## Exercise prompt
Answer with a single number: how many lines in the listing below include "JSON"?

******************************

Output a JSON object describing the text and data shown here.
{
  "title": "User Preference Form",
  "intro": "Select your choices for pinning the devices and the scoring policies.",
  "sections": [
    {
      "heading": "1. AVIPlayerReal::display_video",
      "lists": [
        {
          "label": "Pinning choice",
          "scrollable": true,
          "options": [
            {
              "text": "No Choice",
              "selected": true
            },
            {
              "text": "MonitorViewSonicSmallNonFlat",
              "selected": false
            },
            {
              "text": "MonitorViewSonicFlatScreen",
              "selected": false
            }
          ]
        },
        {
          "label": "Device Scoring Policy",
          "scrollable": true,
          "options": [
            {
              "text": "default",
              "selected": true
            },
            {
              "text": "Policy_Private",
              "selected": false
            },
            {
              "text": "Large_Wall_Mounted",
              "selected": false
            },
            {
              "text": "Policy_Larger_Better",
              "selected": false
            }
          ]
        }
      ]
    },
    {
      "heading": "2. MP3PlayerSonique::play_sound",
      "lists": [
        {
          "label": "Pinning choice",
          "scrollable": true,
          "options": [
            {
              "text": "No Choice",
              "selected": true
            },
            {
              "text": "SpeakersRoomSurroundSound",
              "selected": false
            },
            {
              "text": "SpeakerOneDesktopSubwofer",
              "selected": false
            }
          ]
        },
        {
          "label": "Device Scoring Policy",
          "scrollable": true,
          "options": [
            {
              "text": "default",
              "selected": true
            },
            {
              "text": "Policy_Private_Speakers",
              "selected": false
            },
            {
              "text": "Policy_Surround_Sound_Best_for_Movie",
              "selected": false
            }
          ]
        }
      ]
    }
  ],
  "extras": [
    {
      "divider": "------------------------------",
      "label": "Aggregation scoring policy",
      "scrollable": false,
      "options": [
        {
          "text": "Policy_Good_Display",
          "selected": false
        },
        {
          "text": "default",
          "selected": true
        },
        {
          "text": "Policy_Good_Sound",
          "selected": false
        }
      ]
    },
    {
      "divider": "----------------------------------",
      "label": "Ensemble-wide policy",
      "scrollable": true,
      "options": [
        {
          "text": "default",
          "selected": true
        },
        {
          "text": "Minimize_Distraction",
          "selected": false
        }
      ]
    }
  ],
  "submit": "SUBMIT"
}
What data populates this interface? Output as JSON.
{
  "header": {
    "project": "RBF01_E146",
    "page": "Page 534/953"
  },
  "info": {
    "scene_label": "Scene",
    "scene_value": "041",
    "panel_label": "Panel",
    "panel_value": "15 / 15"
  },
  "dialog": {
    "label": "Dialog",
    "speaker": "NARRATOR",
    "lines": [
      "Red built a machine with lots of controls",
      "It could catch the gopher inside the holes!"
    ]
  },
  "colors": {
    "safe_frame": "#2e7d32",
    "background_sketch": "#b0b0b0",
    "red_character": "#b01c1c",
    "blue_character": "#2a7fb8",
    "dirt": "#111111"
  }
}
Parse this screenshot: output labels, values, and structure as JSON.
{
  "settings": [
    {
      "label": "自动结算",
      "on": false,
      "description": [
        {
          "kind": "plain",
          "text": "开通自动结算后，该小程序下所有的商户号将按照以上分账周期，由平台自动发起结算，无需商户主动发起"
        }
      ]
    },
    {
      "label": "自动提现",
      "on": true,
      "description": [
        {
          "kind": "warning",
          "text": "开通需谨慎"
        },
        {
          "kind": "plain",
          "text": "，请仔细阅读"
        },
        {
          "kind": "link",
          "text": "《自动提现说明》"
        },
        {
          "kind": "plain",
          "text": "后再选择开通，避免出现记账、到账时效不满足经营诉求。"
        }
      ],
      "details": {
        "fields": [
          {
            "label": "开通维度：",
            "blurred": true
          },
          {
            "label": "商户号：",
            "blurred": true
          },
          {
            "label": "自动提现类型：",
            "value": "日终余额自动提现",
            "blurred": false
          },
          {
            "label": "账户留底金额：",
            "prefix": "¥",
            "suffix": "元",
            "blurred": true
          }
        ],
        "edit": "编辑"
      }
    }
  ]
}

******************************

## Exercise response
3